The Arab League has rejected the nomination of Israel to take the presidency of the UN General Assembly’s Sixth Counter-Terrorism Committee, which is concerned with combating terrorism. The Arab League’s Secretary General, Nabil al-Arabi, notified the envoys and representatives of Arab states with the Arab position. Al-Arabi said, in a statement on Sunday, that Israel carries out illegal actions including the establishment of the Separation Wall, violation of Palestinians’ rights, and arresting civilians.

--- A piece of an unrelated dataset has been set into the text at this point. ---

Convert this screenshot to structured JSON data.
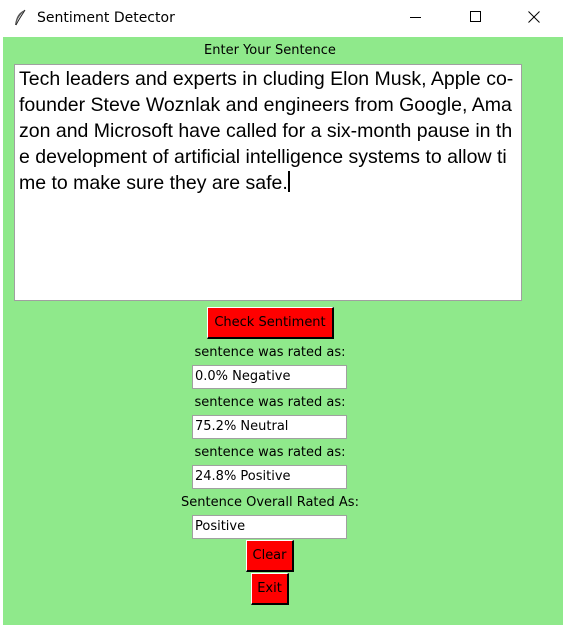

He called the nomination of Israel for the presidency of the UN Counter-Terrorism Committee a “big disaster for the UN”. According to the protocol, the UN Committee’s presidency is usually taken by alternation among groups and this year is the turn of the group of Western Europe which agreed on nominating Israel.
Also on al-Arabi’s itinerary, is a visit to late Palestinian leader Yasser Arafat’s tomb, and a trip to the southern occupied West Bank city of Hebron, where he will perform the midday prayer at the Ibrahimi mosque and subsequently fly back to Jordan.
The visit will come one week after al- Arabi stated that the Arab League would reject any amendments to the 2002 Arab Peace Initiative (API), a willingness that representatives of the Arab States conveyed to Israel amidst renewing peace negotiations with the Palestinians.
Israel has continued to reiterate its rejection of the French-led peace initiative, with Director-General of Israel’s Foreign Ministry Dore Gold suggesting Friday that the conference represented a form of colonialism, while reiterating Israeli Prime Minister Benjamin Netanyahu’s sentiments that only direct talks between Israel and the Palestinian Authority (PA) would be supported by Israel.
Newly-appointed Minister of Defense Avigdor Lieberman and Netanyahu recently issued a joint statement in support of reviving the API for Israeli-Palestinian negotiations.
Netanyahu and Lieberman also reiterated support for Egyptian President Abd al-Fattah al-Sisi’s initiative and threw their support behind the two-state solution.
All past efforts towards peace negotiations have failed to end the decades-long Israeli military occupation or bring Palestinians closer to an independent contiguous state.
The most recent spate of negotiations led by the US collapsed in April 2014.
Israel claimed the process failed because the Palestinians refused to accept a US framework document outlining the way forward, while Palestinians pointed to Israel’s ongoing settlement building and the government’s refusal to release veteran prisoners.